DATASET RECORDS Start Marker

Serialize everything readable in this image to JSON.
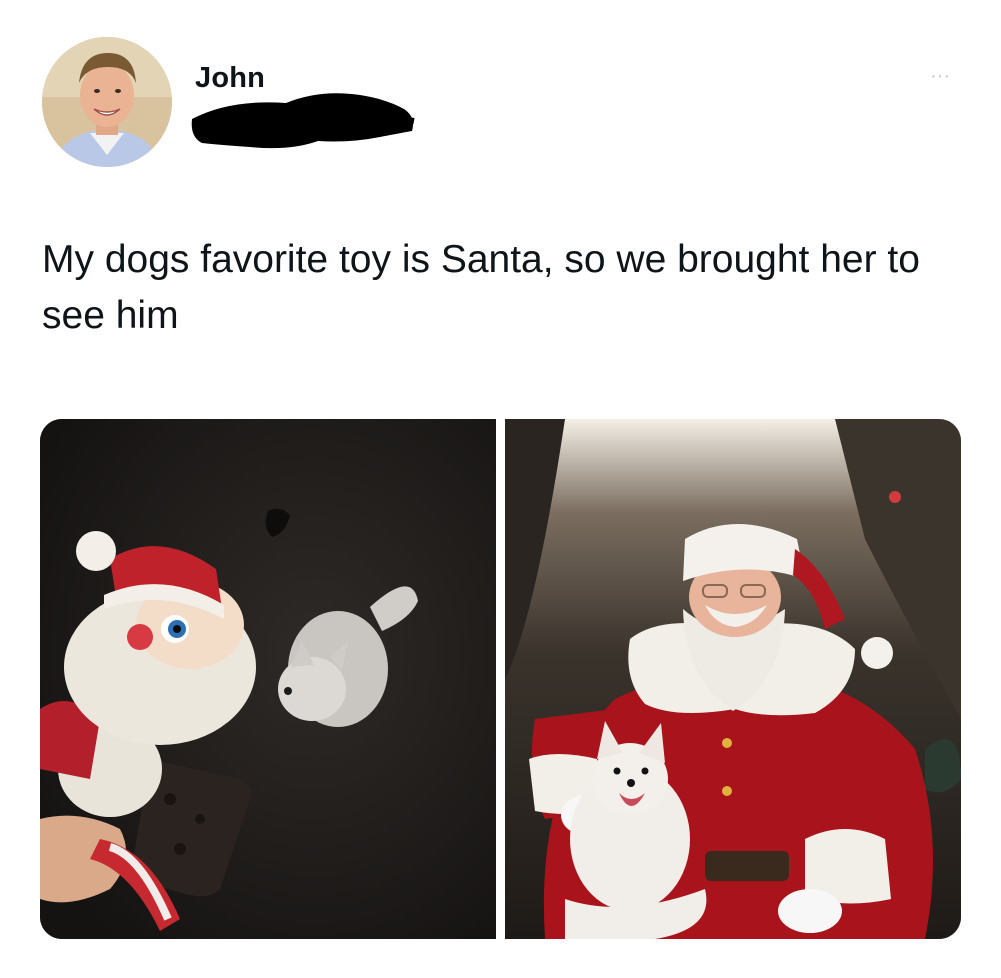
{
  "author": {
    "name": "John",
    "handle_redacted": true
  },
  "tweet": {
    "text": "My dogs favorite toy is Santa, so we brought her to see him"
  },
  "actions": {
    "more_label": "···"
  },
  "icons": {
    "more": "more-horizontal-icon"
  },
  "colors": {
    "text": "#0f1419",
    "muted": "#c5c9ce",
    "background": "#ffffff"
  }
}
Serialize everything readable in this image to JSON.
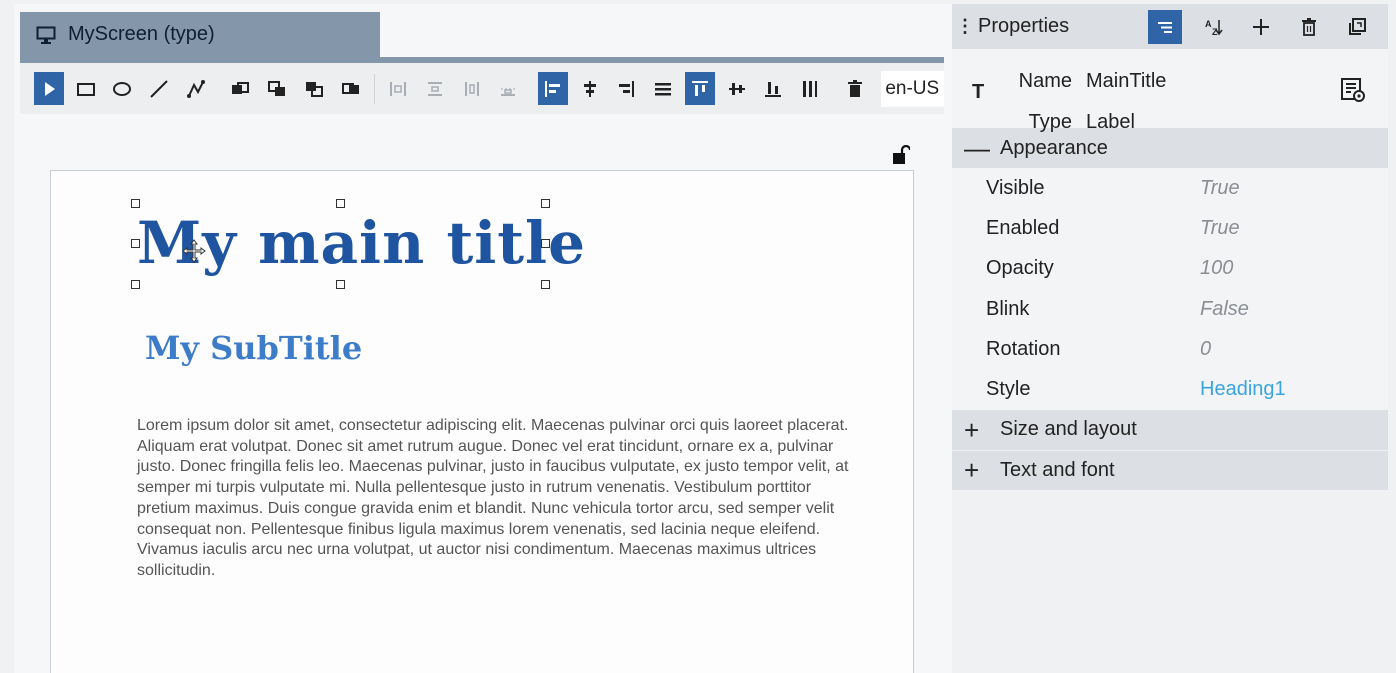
{
  "editor": {
    "tab_title": "MyScreen (type)",
    "locale": "en-US",
    "toolbar": [
      {
        "icon": "pointer-icon",
        "active": true
      },
      {
        "icon": "rectangle-icon"
      },
      {
        "icon": "ellipse-icon"
      },
      {
        "icon": "line-icon"
      },
      {
        "icon": "polyline-icon"
      },
      {
        "icon": "bring-forward-icon"
      },
      {
        "icon": "bring-to-front-icon"
      },
      {
        "icon": "send-to-back-icon"
      },
      {
        "icon": "send-backward-icon"
      },
      {
        "icon": "distribute-horizontal-icon",
        "disabled": true
      },
      {
        "icon": "distribute-center-icon",
        "disabled": true
      },
      {
        "icon": "distribute-vertical-icon",
        "disabled": true
      },
      {
        "icon": "distribute-bottom-icon",
        "disabled": true
      },
      {
        "icon": "align-left-icon",
        "active": true
      },
      {
        "icon": "align-center-icon"
      },
      {
        "icon": "align-right-icon"
      },
      {
        "icon": "justify-icon"
      },
      {
        "icon": "align-top-icon",
        "active": true
      },
      {
        "icon": "align-middle-icon"
      },
      {
        "icon": "align-bottom-icon"
      },
      {
        "icon": "stretch-icon"
      },
      {
        "icon": "delete-icon"
      }
    ],
    "canvas": {
      "main_title": "My main title",
      "sub_title": "My SubTitle",
      "body_text": "Lorem ipsum dolor sit amet, consectetur adipiscing elit. Maecenas pulvinar orci quis laoreet placerat. Aliquam erat volutpat. Donec sit amet rutrum augue. Donec vel erat tincidunt, ornare ex a, pulvinar justo. Donec fringilla felis leo. Maecenas pulvinar, justo in faucibus vulputate, ex justo tempor velit, at semper mi turpis vulputate mi. Nulla pellentesque justo in rutrum venenatis. Vestibulum porttitor pretium maximus. Duis congue gravida enim et blandit. Nunc vehicula tortor arcu, sed semper velit consequat non. Pellentesque finibus ligula maximus lorem venenatis, sed lacinia neque eleifend. Vivamus iaculis arcu nec urna volutpat, ut auctor nisi condimentum. Maecenas maximus ultrices sollicitudin."
    }
  },
  "properties": {
    "title": "Properties",
    "name_label": "Name",
    "name_value": "MainTitle",
    "type_label": "Type",
    "type_value": "Label",
    "sections": {
      "appearance": "Appearance",
      "size_layout": "Size and layout",
      "text_font": "Text and font"
    },
    "appearance_rows": [
      {
        "key": "Visible",
        "value": "True"
      },
      {
        "key": "Enabled",
        "value": "True"
      },
      {
        "key": "Opacity",
        "value": "100"
      },
      {
        "key": "Blink",
        "value": "False"
      },
      {
        "key": "Rotation",
        "value": "0"
      },
      {
        "key": "Style",
        "value": "Heading1"
      }
    ],
    "colors": {
      "accent": "#2f64a6",
      "link": "#3aa5dc",
      "title": "#1f55a0",
      "subtitle": "#3d7cc9"
    }
  }
}
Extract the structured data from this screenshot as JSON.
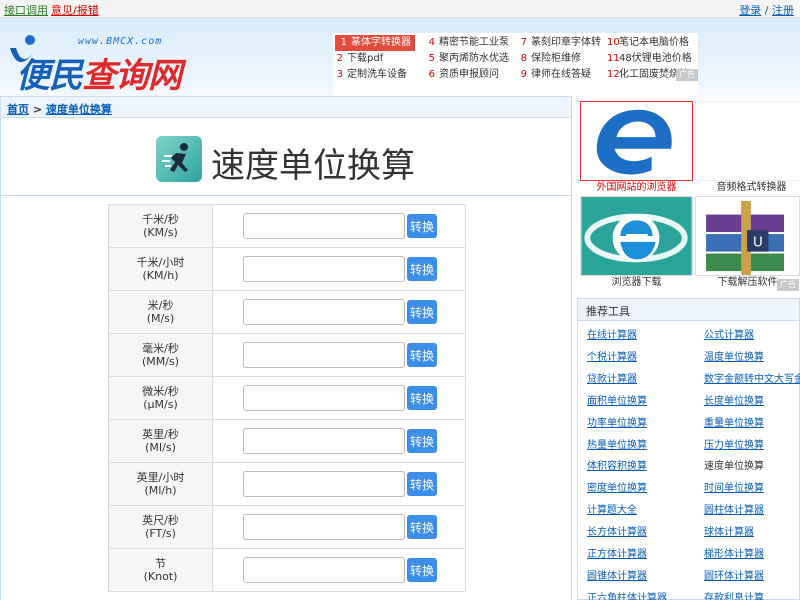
{
  "topbar": {
    "api": "接口调用",
    "feedback": "意见/报错",
    "login": "登录",
    "sep": " / ",
    "register": "注册"
  },
  "logo": {
    "url_text": "www.BMCX.com",
    "brand_blue": "便民",
    "brand_red": "查询网"
  },
  "hot_list": [
    {
      "num": "1",
      "label": "篆体字转换器",
      "active": true
    },
    {
      "num": "2",
      "label": "下载pdf"
    },
    {
      "num": "3",
      "label": "定制洗车设备"
    },
    {
      "num": "4",
      "label": "精密节能工业泵"
    },
    {
      "num": "5",
      "label": "聚丙烯防水优选"
    },
    {
      "num": "6",
      "label": "资质申报顾问"
    },
    {
      "num": "7",
      "label": "篆刻印章字体转"
    },
    {
      "num": "8",
      "label": "保险柜维修"
    },
    {
      "num": "9",
      "label": "律师在线答疑"
    },
    {
      "num": "10",
      "label": "笔记本电脑价格"
    },
    {
      "num": "11",
      "label": "48伏锂电池价格"
    },
    {
      "num": "12",
      "label": "化工固废焚烧炉"
    }
  ],
  "ad_chip": "广告",
  "breadcrumb": {
    "home": "首页",
    "sep": " > ",
    "current": "速度单位换算"
  },
  "page_title": "速度单位换算",
  "units": [
    {
      "name": "千米/秒",
      "abbr": "(KM/s)"
    },
    {
      "name": "千米/小时",
      "abbr": "(KM/h)"
    },
    {
      "name": "米/秒",
      "abbr": "(M/s)"
    },
    {
      "name": "毫米/秒",
      "abbr": "(MM/s)"
    },
    {
      "name": "微米/秒",
      "abbr": "(µM/s)"
    },
    {
      "name": "英里/秒",
      "abbr": "(MI/s)"
    },
    {
      "name": "英里/小时",
      "abbr": "(MI/h)"
    },
    {
      "name": "英尺/秒",
      "abbr": "(FT/s)"
    },
    {
      "name": "节",
      "abbr": "(Knot)"
    }
  ],
  "convert_label": "转换",
  "ads": [
    {
      "caption": "外国网站的浏览器",
      "icon": "edge-logo-icon"
    },
    {
      "caption": "音频格式转换器",
      "icon": "audio-icon"
    },
    {
      "caption": "浏览器下载",
      "icon": "ie-logo-icon"
    },
    {
      "caption": "下载解压软件",
      "icon": "winrar-icon"
    }
  ],
  "recommend": {
    "title": "推荐工具",
    "items": [
      "在线计算器",
      "公式计算器",
      "个税计算器",
      "温度单位换算",
      "贷款计算器",
      "数字金额转中文大写金额",
      "面积单位换算",
      "长度单位换算",
      "功率单位换算",
      "重量单位换算",
      "热量单位换算",
      "压力单位换算",
      "体积容积换算",
      "速度单位换算",
      "密度单位换算",
      "时间单位换算",
      "计算题大全",
      "圆柱体计算器",
      "长方体计算器",
      "球体计算器",
      "正方体计算器",
      "梯形体计算器",
      "圆锥体计算器",
      "圆环体计算器",
      "正六角柱体计算器",
      "存款利息计算"
    ],
    "current_index": 13
  },
  "colors": {
    "accent": "#3c8ee8",
    "link": "#0a5fb4",
    "highlight": "#e34b3a"
  }
}
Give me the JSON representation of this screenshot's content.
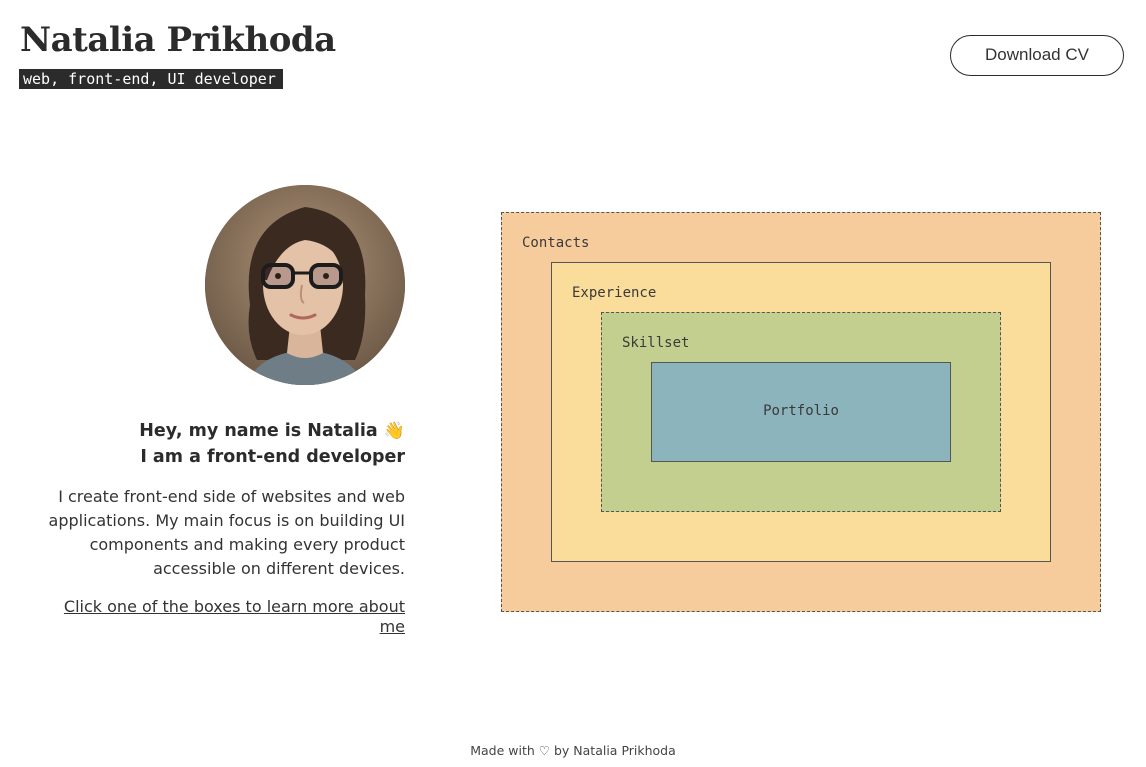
{
  "header": {
    "name": "Natalia Prikhoda",
    "tagline": "web, front-end, UI developer",
    "download_cv_label": "Download CV"
  },
  "intro": {
    "greeting_line1": "Hey, my name is Natalia",
    "wave_icon": "👋",
    "greeting_line2": "I am a front-end developer",
    "bio": "I create front-end side of websites and web applications. My main focus is on building UI components and making every product accessible on different devices.",
    "cta_link": "Click one of the boxes to learn more about me"
  },
  "boxes": {
    "contacts": "Contacts",
    "experience": "Experience",
    "skillset": "Skillset",
    "portfolio": "Portfolio"
  },
  "footer": {
    "made_with": "Made with",
    "heart_icon": "♡",
    "by": "by Natalia Prikhoda"
  },
  "colors": {
    "contacts_bg": "#f7cc9c",
    "experience_bg": "#fadc9b",
    "skillset_bg": "#c3cf8e",
    "portfolio_bg": "#8bb4bd",
    "dark": "#2b2b2b"
  }
}
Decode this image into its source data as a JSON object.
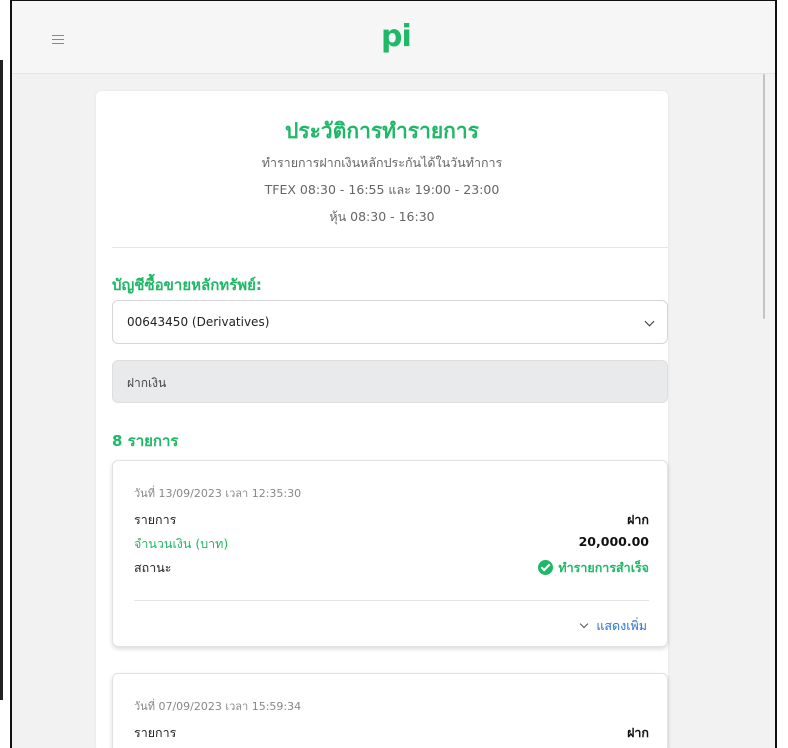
{
  "header": {
    "logo": "pi"
  },
  "page": {
    "title": "ประวัติการทำรายการ",
    "subtitle_lines": [
      "ทำรายการฝากเงินหลักประกันได้ในวันทำการ",
      "TFEX 08:30 - 16:55 และ 19:00 - 23:00",
      "หุ้น 08:30 - 16:30"
    ]
  },
  "account": {
    "label": "บัญชีซื้อขายหลักทรัพย์:",
    "selected": "00643450 (Derivatives)"
  },
  "filter": {
    "value": "ฝากเงิน"
  },
  "list": {
    "count_label": "8 รายการ",
    "items": [
      {
        "date": "วันที่ 13/09/2023 เวลา 12:35:30",
        "type_label": "รายการ",
        "type_value": "ฝาก",
        "amount_label": "จำนวนเงิน (บาท)",
        "amount_value": "20,000.00",
        "status_label": "สถานะ",
        "status_value": "ทำรายการสำเร็จ",
        "show_more": "แสดงเพิ่ม"
      },
      {
        "date": "วันที่ 07/09/2023 เวลา 15:59:34",
        "type_label": "รายการ",
        "type_value": "ฝาก"
      }
    ]
  },
  "colors": {
    "accent": "#1fb866",
    "link": "#2a74d6"
  },
  "icons": {
    "menu": "hamburger-menu-icon",
    "dropdown": "chevron-down-icon",
    "success": "check-circle-icon"
  }
}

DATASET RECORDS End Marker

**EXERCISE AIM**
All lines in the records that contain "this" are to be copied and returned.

**THE ANSWER**
Serialize everything readable in this image to JSON.
Serialize everything readable in this image to JSON.
Extract the structured data from this screenshot as JSON.
Give me the JSON representation of this screenshot's content.
Decode this image into its source data as a JSON object.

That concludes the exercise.